**ASSIGNMENT**:
Images should be omitted while the rest of the data is duplicated exactly.

**Dataset rows for apps and sites**:
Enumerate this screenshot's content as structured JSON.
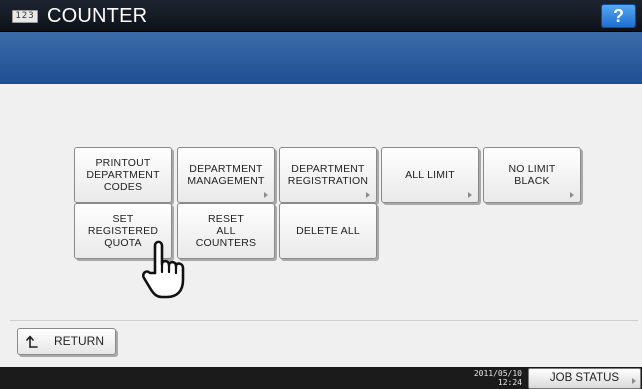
{
  "header": {
    "icon_text": "123",
    "title": "COUNTER",
    "help_label": "?"
  },
  "buttons": {
    "printout_department_codes": "PRINTOUT\nDEPARTMENT\nCODES",
    "department_management": "DEPARTMENT\nMANAGEMENT",
    "department_registration": "DEPARTMENT\nREGISTRATION",
    "all_limit": "ALL LIMIT",
    "no_limit_black": "NO LIMIT\nBLACK",
    "set_registered_quota": "SET\nREGISTERED\nQUOTA",
    "reset_all_counters": "RESET\nALL\nCOUNTERS",
    "delete_all": "DELETE ALL"
  },
  "footer": {
    "return_label": "RETURN",
    "date": "2011/05/10",
    "time": "12:24",
    "job_status_label": "JOB STATUS"
  },
  "colors": {
    "title_bar": "#0d1118",
    "blue_band": "#2a5a9c",
    "panel_bg": "#f0f0f0",
    "help_button": "#2a7fe0"
  },
  "icons": {
    "counter": "counter-123-icon",
    "return": "return-arrow-icon",
    "pointer": "hand-pointer-icon"
  }
}
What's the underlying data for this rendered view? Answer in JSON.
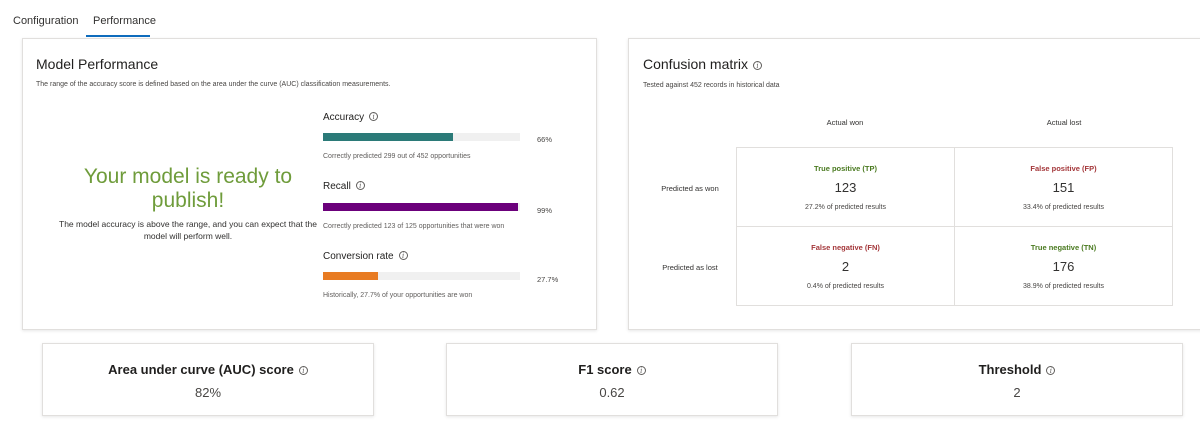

**RESULT OF THE EXERCISE**:
Enumerate this screenshot's content as structured JSON.
{
  "header": {
    "icon_text": "123",
    "title": "COUNTER",
    "help_label": "?"
  },
  "buttons": {
    "printout_department_codes": "PRINTOUT\nDEPARTMENT\nCODES",
    "department_management": "DEPARTMENT\nMANAGEMENT",
    "department_registration": "DEPARTMENT\nREGISTRATION",
    "all_limit": "ALL LIMIT",
    "no_limit_black": "NO LIMIT\nBLACK",
    "set_registered_quota": "SET\nREGISTERED\nQUOTA",
    "reset_all_counters": "RESET\nALL\nCOUNTERS",
    "delete_all": "DELETE ALL"
  },
  "footer": {
    "return_label": "RETURN",
    "date": "2011/05/10",
    "time": "12:24",
    "job_status_label": "JOB STATUS"
  },
  "colors": {
    "title_bar": "#0d1118",
    "blue_band": "#2a5a9c",
    "panel_bg": "#f0f0f0",
    "help_button": "#2a7fe0"
  },
  "icons": {
    "counter": "counter-123-icon",
    "return": "return-arrow-icon",
    "pointer": "hand-pointer-icon"
  }
}
What's the underlying data for this rendered view? Answer in JSON.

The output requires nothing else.